**WORK INSTRUCTION:** The entries are to be written out again with no differences.

INPUT RECORDS Start Marker

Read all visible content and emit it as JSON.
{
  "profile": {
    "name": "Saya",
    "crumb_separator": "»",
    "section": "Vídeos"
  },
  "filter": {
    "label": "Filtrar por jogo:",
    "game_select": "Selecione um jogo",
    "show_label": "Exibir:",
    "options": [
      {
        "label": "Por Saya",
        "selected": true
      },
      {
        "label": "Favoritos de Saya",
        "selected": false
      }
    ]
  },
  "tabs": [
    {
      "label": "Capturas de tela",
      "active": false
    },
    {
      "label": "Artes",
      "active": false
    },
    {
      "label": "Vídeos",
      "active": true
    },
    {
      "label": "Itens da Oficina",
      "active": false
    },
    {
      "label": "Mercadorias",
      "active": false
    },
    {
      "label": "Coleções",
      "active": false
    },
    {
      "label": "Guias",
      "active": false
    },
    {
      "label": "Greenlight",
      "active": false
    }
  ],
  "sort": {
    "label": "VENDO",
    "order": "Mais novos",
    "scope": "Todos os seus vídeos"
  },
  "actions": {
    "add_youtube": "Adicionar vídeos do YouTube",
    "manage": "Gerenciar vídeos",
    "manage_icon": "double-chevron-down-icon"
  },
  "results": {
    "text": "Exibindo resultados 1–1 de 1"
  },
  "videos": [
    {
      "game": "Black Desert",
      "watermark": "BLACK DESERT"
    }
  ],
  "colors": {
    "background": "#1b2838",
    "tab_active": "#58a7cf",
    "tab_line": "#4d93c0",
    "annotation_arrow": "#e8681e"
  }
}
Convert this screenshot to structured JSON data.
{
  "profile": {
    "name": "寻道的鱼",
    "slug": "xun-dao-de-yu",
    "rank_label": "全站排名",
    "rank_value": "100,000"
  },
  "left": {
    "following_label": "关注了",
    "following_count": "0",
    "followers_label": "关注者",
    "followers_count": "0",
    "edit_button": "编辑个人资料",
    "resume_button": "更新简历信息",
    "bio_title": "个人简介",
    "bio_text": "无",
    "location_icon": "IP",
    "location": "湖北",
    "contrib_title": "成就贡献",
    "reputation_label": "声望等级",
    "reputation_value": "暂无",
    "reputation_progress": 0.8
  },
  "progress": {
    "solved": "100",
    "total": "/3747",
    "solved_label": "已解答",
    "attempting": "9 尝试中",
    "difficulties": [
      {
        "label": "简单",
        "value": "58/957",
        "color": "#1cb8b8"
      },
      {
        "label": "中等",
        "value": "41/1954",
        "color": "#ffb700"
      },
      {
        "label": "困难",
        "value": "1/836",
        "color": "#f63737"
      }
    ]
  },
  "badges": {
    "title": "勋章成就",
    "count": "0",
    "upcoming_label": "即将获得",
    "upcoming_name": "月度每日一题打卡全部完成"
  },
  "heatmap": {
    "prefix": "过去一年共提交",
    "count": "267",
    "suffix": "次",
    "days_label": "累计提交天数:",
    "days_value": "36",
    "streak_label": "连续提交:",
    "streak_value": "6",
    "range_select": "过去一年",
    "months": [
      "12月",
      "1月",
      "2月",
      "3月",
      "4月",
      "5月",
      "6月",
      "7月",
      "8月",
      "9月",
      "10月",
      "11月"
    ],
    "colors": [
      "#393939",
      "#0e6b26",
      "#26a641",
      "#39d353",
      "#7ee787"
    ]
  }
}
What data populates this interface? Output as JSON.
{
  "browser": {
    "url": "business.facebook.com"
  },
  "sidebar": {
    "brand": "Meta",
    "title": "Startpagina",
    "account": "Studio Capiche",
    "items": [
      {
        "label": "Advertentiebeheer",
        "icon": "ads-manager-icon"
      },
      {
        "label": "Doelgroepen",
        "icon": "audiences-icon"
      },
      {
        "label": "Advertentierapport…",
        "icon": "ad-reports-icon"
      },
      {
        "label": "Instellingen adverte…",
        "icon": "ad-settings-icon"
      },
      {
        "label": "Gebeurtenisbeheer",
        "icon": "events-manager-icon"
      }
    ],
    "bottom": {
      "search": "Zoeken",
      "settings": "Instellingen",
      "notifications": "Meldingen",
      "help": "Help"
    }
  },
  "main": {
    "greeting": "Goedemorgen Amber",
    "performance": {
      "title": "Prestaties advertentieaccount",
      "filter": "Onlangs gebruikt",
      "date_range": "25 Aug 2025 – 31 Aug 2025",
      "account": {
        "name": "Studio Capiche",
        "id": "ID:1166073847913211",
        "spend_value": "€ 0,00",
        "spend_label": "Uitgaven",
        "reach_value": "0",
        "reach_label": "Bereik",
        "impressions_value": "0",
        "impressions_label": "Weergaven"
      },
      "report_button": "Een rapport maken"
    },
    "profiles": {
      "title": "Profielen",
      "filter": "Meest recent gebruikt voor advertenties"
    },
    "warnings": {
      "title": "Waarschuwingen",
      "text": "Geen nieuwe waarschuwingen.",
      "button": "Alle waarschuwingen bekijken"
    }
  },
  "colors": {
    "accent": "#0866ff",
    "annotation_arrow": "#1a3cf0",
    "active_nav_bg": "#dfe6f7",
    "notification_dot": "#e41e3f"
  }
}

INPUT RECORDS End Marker

**REPLY:**
Read all visible content and emit it as JSON.
{
  "profile": {
    "name": "Saya",
    "crumb_separator": "»",
    "section": "Vídeos"
  },
  "filter": {
    "label": "Filtrar por jogo:",
    "game_select": "Selecione um jogo",
    "show_label": "Exibir:",
    "options": [
      {
        "label": "Por Saya",
        "selected": true
      },
      {
        "label": "Favoritos de Saya",
        "selected": false
      }
    ]
  },
  "tabs": [
    {
      "label": "Capturas de tela",
      "active": false
    },
    {
      "label": "Artes",
      "active": false
    },
    {
      "label": "Vídeos",
      "active": true
    },
    {
      "label": "Itens da Oficina",
      "active": false
    },
    {
      "label": "Mercadorias",
      "active": false
    },
    {
      "label": "Coleções",
      "active": false
    },
    {
      "label": "Guias",
      "active": false
    },
    {
      "label": "Greenlight",
      "active": false
    }
  ],
  "sort": {
    "label": "VENDO",
    "order": "Mais novos",
    "scope": "Todos os seus vídeos"
  },
  "actions": {
    "add_youtube": "Adicionar vídeos do YouTube",
    "manage": "Gerenciar vídeos",
    "manage_icon": "double-chevron-down-icon"
  },
  "results": {
    "text": "Exibindo resultados 1–1 de 1"
  },
  "videos": [
    {
      "game": "Black Desert",
      "watermark": "BLACK DESERT"
    }
  ],
  "colors": {
    "background": "#1b2838",
    "tab_active": "#58a7cf",
    "tab_line": "#4d93c0",
    "annotation_arrow": "#e8681e"
  }
}
Convert this screenshot to structured JSON data.
{
  "profile": {
    "name": "寻道的鱼",
    "slug": "xun-dao-de-yu",
    "rank_label": "全站排名",
    "rank_value": "100,000"
  },
  "left": {
    "following_label": "关注了",
    "following_count": "0",
    "followers_label": "关注者",
    "followers_count": "0",
    "edit_button": "编辑个人资料",
    "resume_button": "更新简历信息",
    "bio_title": "个人简介",
    "bio_text": "无",
    "location_icon": "IP",
    "location": "湖北",
    "contrib_title": "成就贡献",
    "reputation_label": "声望等级",
    "reputation_value": "暂无",
    "reputation_progress": 0.8
  },
  "progress": {
    "solved": "100",
    "total": "/3747",
    "solved_label": "已解答",
    "attempting": "9 尝试中",
    "difficulties": [
      {
        "label": "简单",
        "value": "58/957",
        "color": "#1cb8b8"
      },
      {
        "label": "中等",
        "value": "41/1954",
        "color": "#ffb700"
      },
      {
        "label": "困难",
        "value": "1/836",
        "color": "#f63737"
      }
    ]
  },
  "badges": {
    "title": "勋章成就",
    "count": "0",
    "upcoming_label": "即将获得",
    "upcoming_name": "月度每日一题打卡全部完成"
  },
  "heatmap": {
    "prefix": "过去一年共提交",
    "count": "267",
    "suffix": "次",
    "days_label": "累计提交天数:",
    "days_value": "36",
    "streak_label": "连续提交:",
    "streak_value": "6",
    "range_select": "过去一年",
    "months": [
      "12月",
      "1月",
      "2月",
      "3月",
      "4月",
      "5月",
      "6月",
      "7月",
      "8月",
      "9月",
      "10月",
      "11月"
    ],
    "colors": [
      "#393939",
      "#0e6b26",
      "#26a641",
      "#39d353",
      "#7ee787"
    ]
  }
}
What data populates this interface? Output as JSON.
{
  "browser": {
    "url": "business.facebook.com"
  },
  "sidebar": {
    "brand": "Meta",
    "title": "Startpagina",
    "account": "Studio Capiche",
    "items": [
      {
        "label": "Advertentiebeheer",
        "icon": "ads-manager-icon"
      },
      {
        "label": "Doelgroepen",
        "icon": "audiences-icon"
      },
      {
        "label": "Advertentierapport…",
        "icon": "ad-reports-icon"
      },
      {
        "label": "Instellingen adverte…",
        "icon": "ad-settings-icon"
      },
      {
        "label": "Gebeurtenisbeheer",
        "icon": "events-manager-icon"
      }
    ],
    "bottom": {
      "search": "Zoeken",
      "settings": "Instellingen",
      "notifications": "Meldingen",
      "help": "Help"
    }
  },
  "main": {
    "greeting": "Goedemorgen Amber",
    "performance": {
      "title": "Prestaties advertentieaccount",
      "filter": "Onlangs gebruikt",
      "date_range": "25 Aug 2025 – 31 Aug 2025",
      "account": {
        "name": "Studio Capiche",
        "id": "ID:1166073847913211",
        "spend_value": "€ 0,00",
        "spend_label": "Uitgaven",
        "reach_value": "0",
        "reach_label": "Bereik",
        "impressions_value": "0",
        "impressions_label": "Weergaven"
      },
      "report_button": "Een rapport maken"
    },
    "profiles": {
      "title": "Profielen",
      "filter": "Meest recent gebruikt voor advertenties"
    },
    "warnings": {
      "title": "Waarschuwingen",
      "text": "Geen nieuwe waarschuwingen.",
      "button": "Alle waarschuwingen bekijken"
    }
  },
  "colors": {
    "accent": "#0866ff",
    "annotation_arrow": "#1a3cf0",
    "active_nav_bg": "#dfe6f7",
    "notification_dot": "#e41e3f"
  }
}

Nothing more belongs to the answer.